* _Material for this task_:
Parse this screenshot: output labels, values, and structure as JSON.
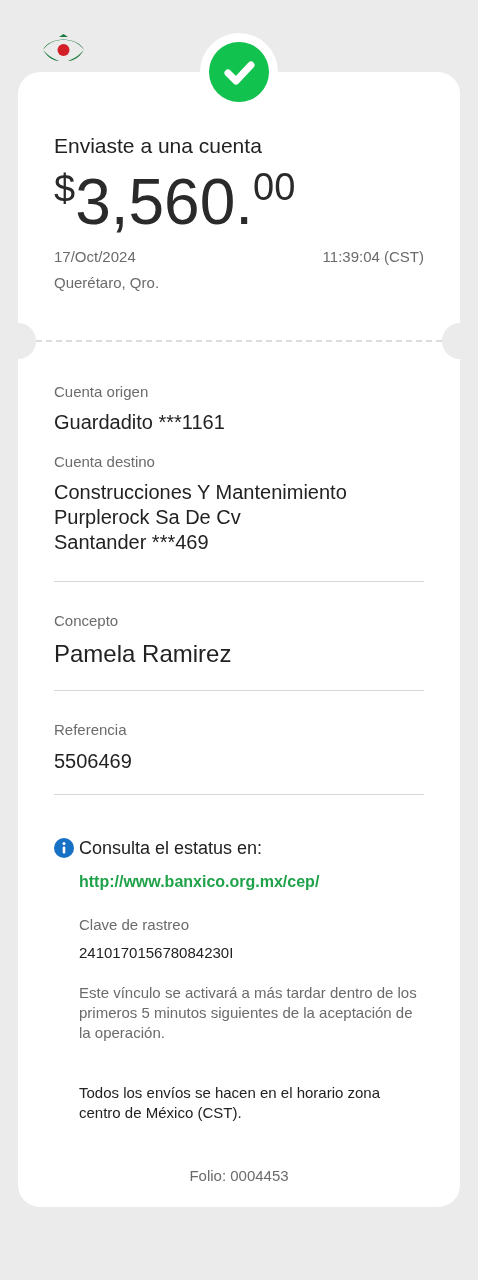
{
  "header": {
    "title": "Enviaste a una cuenta",
    "amount": {
      "currency": "$",
      "integer": "3,560.",
      "cents": "00"
    },
    "date": "17/Oct/2024",
    "time": "11:39:04 (CST)",
    "place": "Querétaro, Qro."
  },
  "origin": {
    "label": "Cuenta origen",
    "value": "Guardadito ***1161"
  },
  "destination": {
    "label": "Cuenta destino",
    "name": "Construcciones Y Mantenimiento Purplerock Sa De Cv",
    "bank": "Santander ***469"
  },
  "concept": {
    "label": "Concepto",
    "value": "Pamela Ramirez"
  },
  "reference": {
    "label": "Referencia",
    "value": "5506469"
  },
  "status": {
    "text": "Consulta el estatus en:",
    "link": "http://www.banxico.org.mx/cep/",
    "tracking_label": "Clave de rastreo",
    "tracking_value": "241017015678084230I",
    "note": "Este vínculo se activará a más tardar dentro de los primeros 5 minutos siguientes de la aceptación de la operación."
  },
  "timezone_note": "Todos los envíos se hacen en el horario zona centro de México (CST).",
  "folio": "Folio: 0004453"
}
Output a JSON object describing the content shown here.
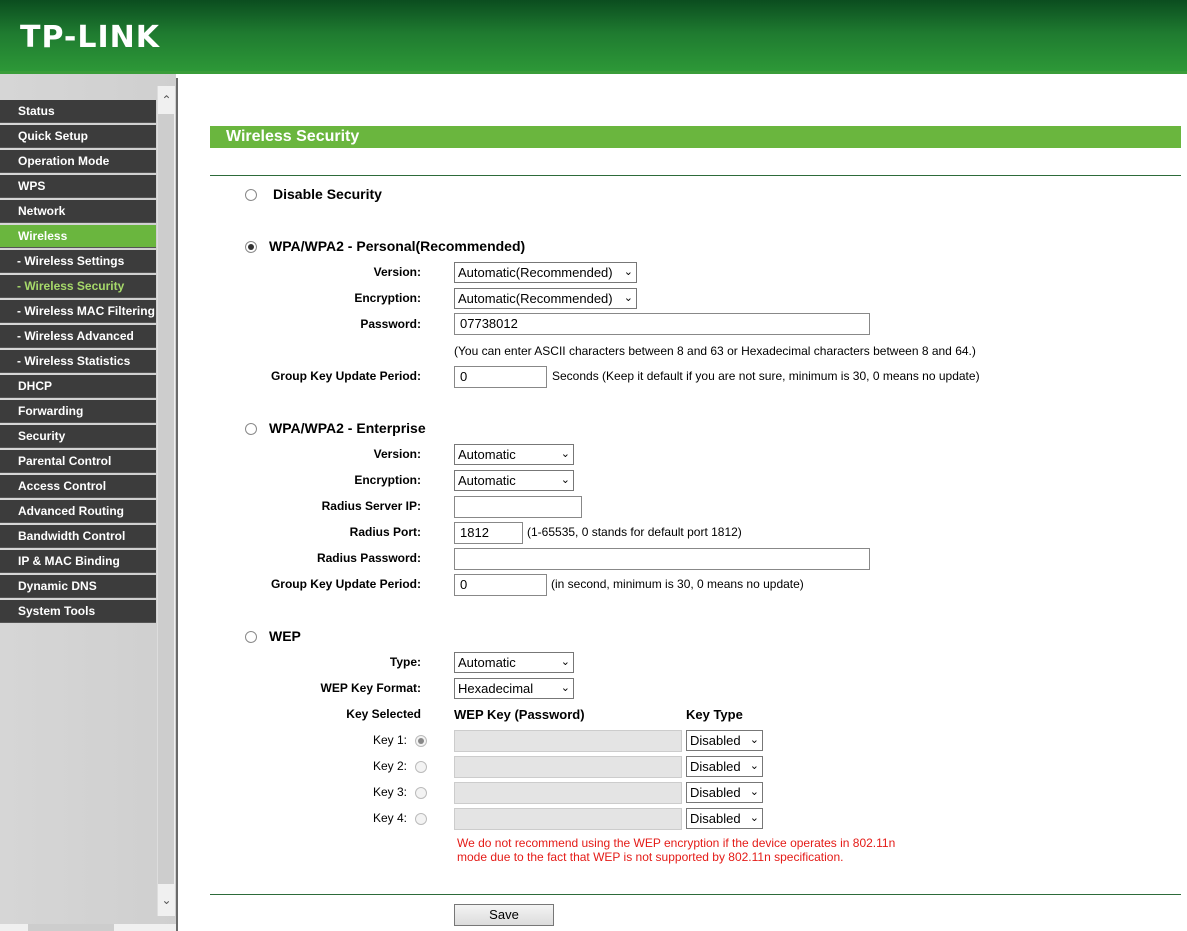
{
  "brand": {
    "logo": "TP-LINK",
    "trademark": "®"
  },
  "sidebar": {
    "items": [
      {
        "label": "Status"
      },
      {
        "label": "Quick Setup"
      },
      {
        "label": "Operation Mode"
      },
      {
        "label": "WPS"
      },
      {
        "label": "Network"
      },
      {
        "label": "Wireless"
      },
      {
        "label": "- Wireless Settings"
      },
      {
        "label": "- Wireless Security"
      },
      {
        "label": "- Wireless MAC Filtering"
      },
      {
        "label": "- Wireless Advanced"
      },
      {
        "label": "- Wireless Statistics"
      },
      {
        "label": "DHCP"
      },
      {
        "label": "Forwarding"
      },
      {
        "label": "Security"
      },
      {
        "label": "Parental Control"
      },
      {
        "label": "Access Control"
      },
      {
        "label": "Advanced Routing"
      },
      {
        "label": "Bandwidth Control"
      },
      {
        "label": "IP & MAC Binding"
      },
      {
        "label": "Dynamic DNS"
      },
      {
        "label": "System Tools"
      }
    ],
    "active": "Wireless",
    "current": "- Wireless Security"
  },
  "page": {
    "title": "Wireless Security"
  },
  "disable": {
    "label": "Disable Security",
    "selected": false
  },
  "personal": {
    "label": "WPA/WPA2 - Personal(Recommended)",
    "selected": true,
    "version_label": "Version:",
    "version_value": "Automatic(Recommended)",
    "encryption_label": "Encryption:",
    "encryption_value": "Automatic(Recommended)",
    "password_label": "Password:",
    "password_value": "07738012",
    "password_hint": "(You can enter ASCII characters between 8 and 63 or Hexadecimal characters between 8 and 64.)",
    "group_label": "Group Key Update Period:",
    "group_value": "0",
    "group_hint": "Seconds (Keep it default if you are not sure, minimum is 30, 0 means no update)"
  },
  "enterprise": {
    "label": "WPA/WPA2 - Enterprise",
    "selected": false,
    "version_label": "Version:",
    "version_value": "Automatic",
    "encryption_label": "Encryption:",
    "encryption_value": "Automatic",
    "radius_ip_label": "Radius Server IP:",
    "radius_ip_value": "",
    "radius_port_label": "Radius Port:",
    "radius_port_value": "1812",
    "radius_port_hint": "(1-65535, 0 stands for default port 1812)",
    "radius_password_label": "Radius Password:",
    "radius_password_value": "",
    "group_label": "Group Key Update Period:",
    "group_value": "0",
    "group_hint": "(in second, minimum is 30, 0 means no update)"
  },
  "wep": {
    "label": "WEP",
    "selected": false,
    "type_label": "Type:",
    "type_value": "Automatic",
    "format_label": "WEP Key Format:",
    "format_value": "Hexadecimal",
    "col_selected": "Key Selected",
    "col_key": "WEP Key (Password)",
    "col_type": "Key Type",
    "keys": [
      {
        "label": "Key 1:",
        "selected": true,
        "type": "Disabled",
        "value": ""
      },
      {
        "label": "Key 2:",
        "selected": false,
        "type": "Disabled",
        "value": ""
      },
      {
        "label": "Key 3:",
        "selected": false,
        "type": "Disabled",
        "value": ""
      },
      {
        "label": "Key 4:",
        "selected": false,
        "type": "Disabled",
        "value": ""
      }
    ],
    "warning": "We do not recommend using the WEP encryption if the device operates in 802.11n mode due to the fact that WEP is not supported by 802.11n specification."
  },
  "save_label": "Save",
  "icons": {
    "scroll_up": "chevron-up-icon",
    "scroll_down": "chevron-down-icon",
    "dropdown": "chevron-down-icon"
  }
}
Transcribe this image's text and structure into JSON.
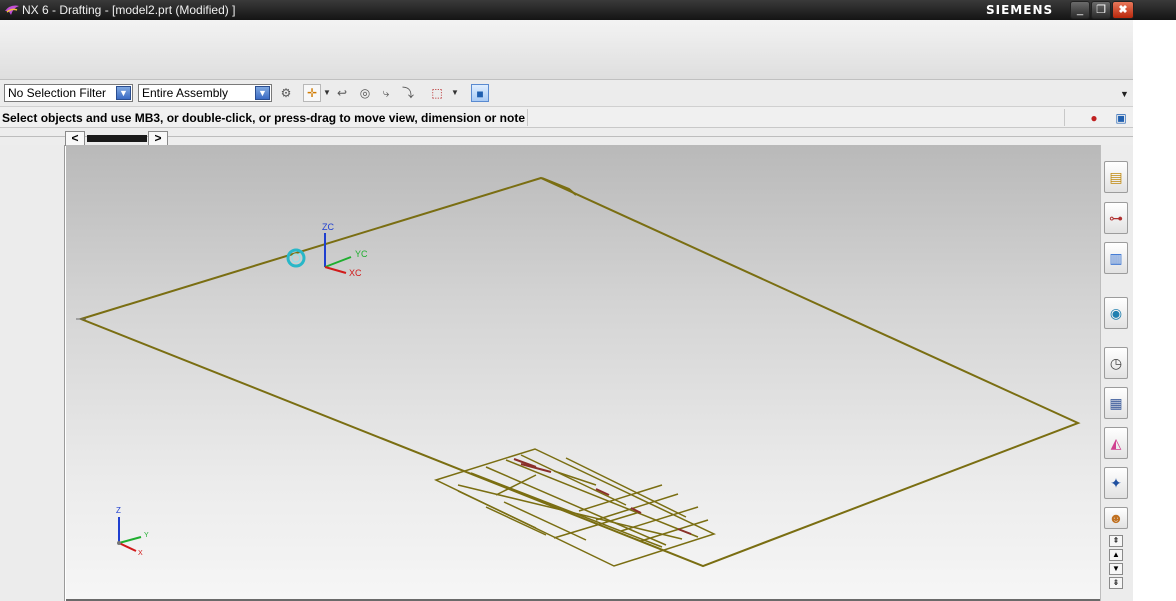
{
  "window": {
    "title": "NX 6 - Drafting - [model2.prt (Modified) ]",
    "brand": "SIEMENS",
    "controls": {
      "minimize": "_",
      "maximize": "❐",
      "close": "✖"
    }
  },
  "selection_bar": {
    "filter_value": "No Selection Filter",
    "scope_value": "Entire Assembly"
  },
  "status": {
    "prompt": "Select objects and use MB3, or double-click, or press-drag to move view, dimension or note"
  },
  "tab_scroll": {
    "left": "<",
    "right": ">"
  },
  "viewport": {
    "wcs_labels": {
      "z": "ZC",
      "y": "YC",
      "x": "XC"
    },
    "triad_labels": {
      "z": "Z",
      "y": "Y",
      "x": "X"
    },
    "colors": {
      "border": "#7a6e12",
      "wcs_z": "#1f3fd0",
      "wcs_y": "#1fae2f",
      "wcs_x": "#d11a1a",
      "cursor": "#28b7c8"
    }
  },
  "resource_bar": {
    "icons": [
      "assembly-navigator-icon",
      "part-navigator-icon",
      "reuse-library-icon",
      "web-browser-icon",
      "history-icon",
      "system-materials-icon",
      "palette-icon",
      "roles-icon",
      "user-icon"
    ]
  }
}
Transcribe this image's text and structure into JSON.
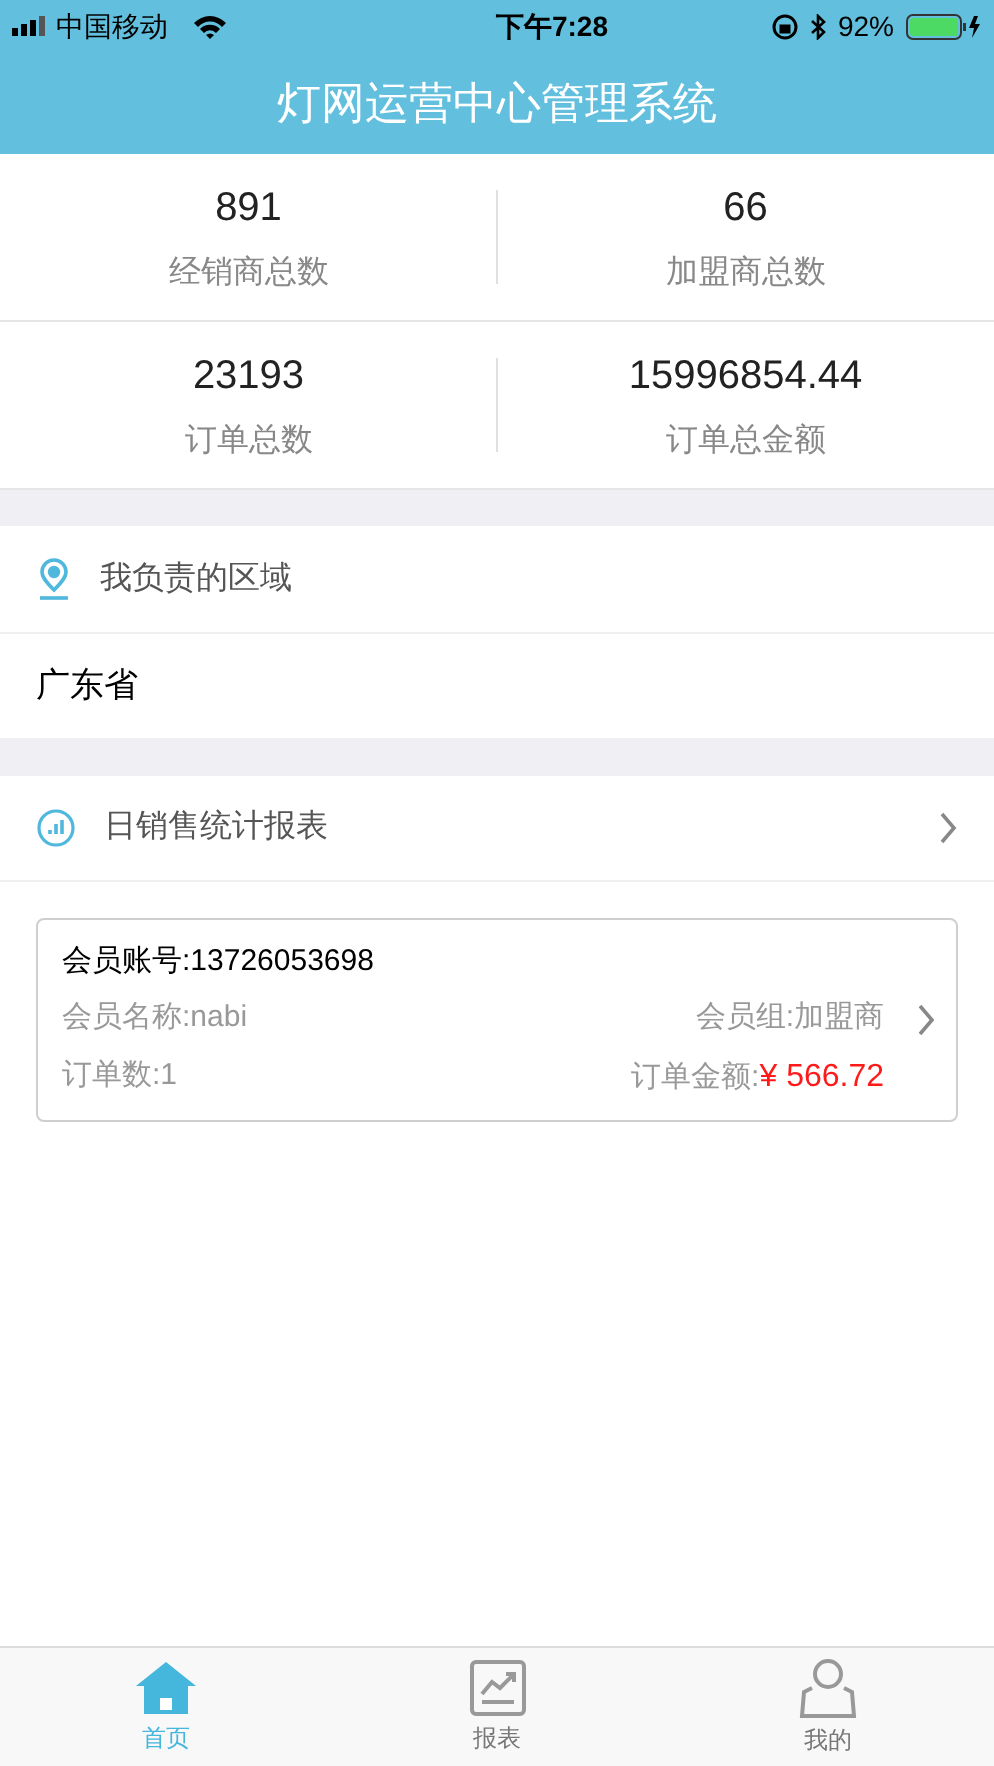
{
  "status_bar": {
    "carrier": "中国移动",
    "time": "下午7:28",
    "battery": "92%"
  },
  "header": {
    "title": "灯网运营中心管理系统"
  },
  "stats": [
    {
      "value": "891",
      "label": "经销商总数"
    },
    {
      "value": "66",
      "label": "加盟商总数"
    },
    {
      "value": "23193",
      "label": "订单总数"
    },
    {
      "value": "15996854.44",
      "label": "订单总金额"
    }
  ],
  "region": {
    "title": "我负责的区域",
    "value": "广东省"
  },
  "report": {
    "title": "日销售统计报表"
  },
  "members": [
    {
      "account": "会员账号:13726053698",
      "name": "会员名称:nabi",
      "group": "会员组:加盟商",
      "orders": "订单数:1",
      "amount_label": "订单金额:",
      "amount": "¥ 566.72"
    }
  ],
  "tabs": [
    {
      "label": "首页",
      "kind": "home",
      "selected": true
    },
    {
      "label": "报表",
      "kind": "chart",
      "selected": false
    },
    {
      "label": "我的",
      "kind": "user",
      "selected": false
    }
  ]
}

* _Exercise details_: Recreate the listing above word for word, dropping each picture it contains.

* _Answer to this exercise_:
Parse this screenshot: output labels, values, and structure as JSON.
{
  "header": {
    "title": "Enviaste a una cuenta",
    "amount": {
      "currency": "$",
      "integer": "3,560.",
      "cents": "00"
    },
    "date": "17/Oct/2024",
    "time": "11:39:04 (CST)",
    "place": "Querétaro, Qro."
  },
  "origin": {
    "label": "Cuenta origen",
    "value": "Guardadito ***1161"
  },
  "destination": {
    "label": "Cuenta destino",
    "name": "Construcciones Y Mantenimiento Purplerock Sa De Cv",
    "bank": "Santander ***469"
  },
  "concept": {
    "label": "Concepto",
    "value": "Pamela Ramirez"
  },
  "reference": {
    "label": "Referencia",
    "value": "5506469"
  },
  "status": {
    "text": "Consulta el estatus en:",
    "link": "http://www.banxico.org.mx/cep/",
    "tracking_label": "Clave de rastreo",
    "tracking_value": "241017015678084230I",
    "note": "Este vínculo se activará a más tardar dentro de los primeros 5 minutos siguientes de la aceptación de la operación."
  },
  "timezone_note": "Todos los envíos se hacen en el horario zona centro de México (CST).",
  "folio": "Folio: 0004453"
}
Output a JSON object describing the content shown here.
{
  "brand": {
    "logo": "TP-LINK",
    "trademark": "®"
  },
  "sidebar": {
    "items": [
      {
        "label": "Status"
      },
      {
        "label": "Quick Setup"
      },
      {
        "label": "Operation Mode"
      },
      {
        "label": "WPS"
      },
      {
        "label": "Network"
      },
      {
        "label": "Wireless"
      },
      {
        "label": "- Wireless Settings"
      },
      {
        "label": "- Wireless Security"
      },
      {
        "label": "- Wireless MAC Filtering"
      },
      {
        "label": "- Wireless Advanced"
      },
      {
        "label": "- Wireless Statistics"
      },
      {
        "label": "DHCP"
      },
      {
        "label": "Forwarding"
      },
      {
        "label": "Security"
      },
      {
        "label": "Parental Control"
      },
      {
        "label": "Access Control"
      },
      {
        "label": "Advanced Routing"
      },
      {
        "label": "Bandwidth Control"
      },
      {
        "label": "IP & MAC Binding"
      },
      {
        "label": "Dynamic DNS"
      },
      {
        "label": "System Tools"
      }
    ],
    "active": "Wireless",
    "current": "- Wireless Security"
  },
  "page": {
    "title": "Wireless Security"
  },
  "disable": {
    "label": "Disable Security",
    "selected": false
  },
  "personal": {
    "label": "WPA/WPA2 - Personal(Recommended)",
    "selected": true,
    "version_label": "Version:",
    "version_value": "Automatic(Recommended)",
    "encryption_label": "Encryption:",
    "encryption_value": "Automatic(Recommended)",
    "password_label": "Password:",
    "password_value": "07738012",
    "password_hint": "(You can enter ASCII characters between 8 and 63 or Hexadecimal characters between 8 and 64.)",
    "group_label": "Group Key Update Period:",
    "group_value": "0",
    "group_hint": "Seconds (Keep it default if you are not sure, minimum is 30, 0 means no update)"
  },
  "enterprise": {
    "label": "WPA/WPA2 - Enterprise",
    "selected": false,
    "version_label": "Version:",
    "version_value": "Automatic",
    "encryption_label": "Encryption:",
    "encryption_value": "Automatic",
    "radius_ip_label": "Radius Server IP:",
    "radius_ip_value": "",
    "radius_port_label": "Radius Port:",
    "radius_port_value": "1812",
    "radius_port_hint": "(1-65535, 0 stands for default port 1812)",
    "radius_password_label": "Radius Password:",
    "radius_password_value": "",
    "group_label": "Group Key Update Period:",
    "group_value": "0",
    "group_hint": "(in second, minimum is 30, 0 means no update)"
  },
  "wep": {
    "label": "WEP",
    "selected": false,
    "type_label": "Type:",
    "type_value": "Automatic",
    "format_label": "WEP Key Format:",
    "format_value": "Hexadecimal",
    "col_selected": "Key Selected",
    "col_key": "WEP Key (Password)",
    "col_type": "Key Type",
    "keys": [
      {
        "label": "Key 1:",
        "selected": true,
        "type": "Disabled",
        "value": ""
      },
      {
        "label": "Key 2:",
        "selected": false,
        "type": "Disabled",
        "value": ""
      },
      {
        "label": "Key 3:",
        "selected": false,
        "type": "Disabled",
        "value": ""
      },
      {
        "label": "Key 4:",
        "selected": false,
        "type": "Disabled",
        "value": ""
      }
    ],
    "warning": "We do not recommend using the WEP encryption if the device operates in 802.11n mode due to the fact that WEP is not supported by 802.11n specification."
  },
  "save_label": "Save",
  "icons": {
    "scroll_up": "chevron-up-icon",
    "scroll_down": "chevron-down-icon",
    "dropdown": "chevron-down-icon"
  }
}
Transcribe this image's text and structure into JSON.
{
  "window": {
    "title": "NX 6 - Drafting - [model2.prt (Modified) ]",
    "brand": "SIEMENS",
    "controls": {
      "minimize": "_",
      "maximize": "❐",
      "close": "✖"
    }
  },
  "selection_bar": {
    "filter_value": "No Selection Filter",
    "scope_value": "Entire Assembly"
  },
  "status": {
    "prompt": "Select objects and use MB3, or double-click, or press-drag to move view, dimension or note"
  },
  "tab_scroll": {
    "left": "<",
    "right": ">"
  },
  "viewport": {
    "wcs_labels": {
      "z": "ZC",
      "y": "YC",
      "x": "XC"
    },
    "triad_labels": {
      "z": "Z",
      "y": "Y",
      "x": "X"
    },
    "colors": {
      "border": "#7a6e12",
      "wcs_z": "#1f3fd0",
      "wcs_y": "#1fae2f",
      "wcs_x": "#d11a1a",
      "cursor": "#28b7c8"
    }
  },
  "resource_bar": {
    "icons": [
      "assembly-navigator-icon",
      "part-navigator-icon",
      "reuse-library-icon",
      "web-browser-icon",
      "history-icon",
      "system-materials-icon",
      "palette-icon",
      "roles-icon",
      "user-icon"
    ]
  }
}
Transcribe this image's text and structure into JSON.
{
  "status_bar": {
    "carrier": "中国移动",
    "time": "下午7:28",
    "battery": "92%"
  },
  "header": {
    "title": "灯网运营中心管理系统"
  },
  "stats": [
    {
      "value": "891",
      "label": "经销商总数"
    },
    {
      "value": "66",
      "label": "加盟商总数"
    },
    {
      "value": "23193",
      "label": "订单总数"
    },
    {
      "value": "15996854.44",
      "label": "订单总金额"
    }
  ],
  "region": {
    "title": "我负责的区域",
    "value": "广东省"
  },
  "report": {
    "title": "日销售统计报表"
  },
  "members": [
    {
      "account": "会员账号:13726053698",
      "name": "会员名称:nabi",
      "group": "会员组:加盟商",
      "orders": "订单数:1",
      "amount_label": "订单金额:",
      "amount": "¥ 566.72"
    }
  ],
  "tabs": [
    {
      "label": "首页",
      "kind": "home",
      "selected": true
    },
    {
      "label": "报表",
      "kind": "chart",
      "selected": false
    },
    {
      "label": "我的",
      "kind": "user",
      "selected": false
    }
  ]
}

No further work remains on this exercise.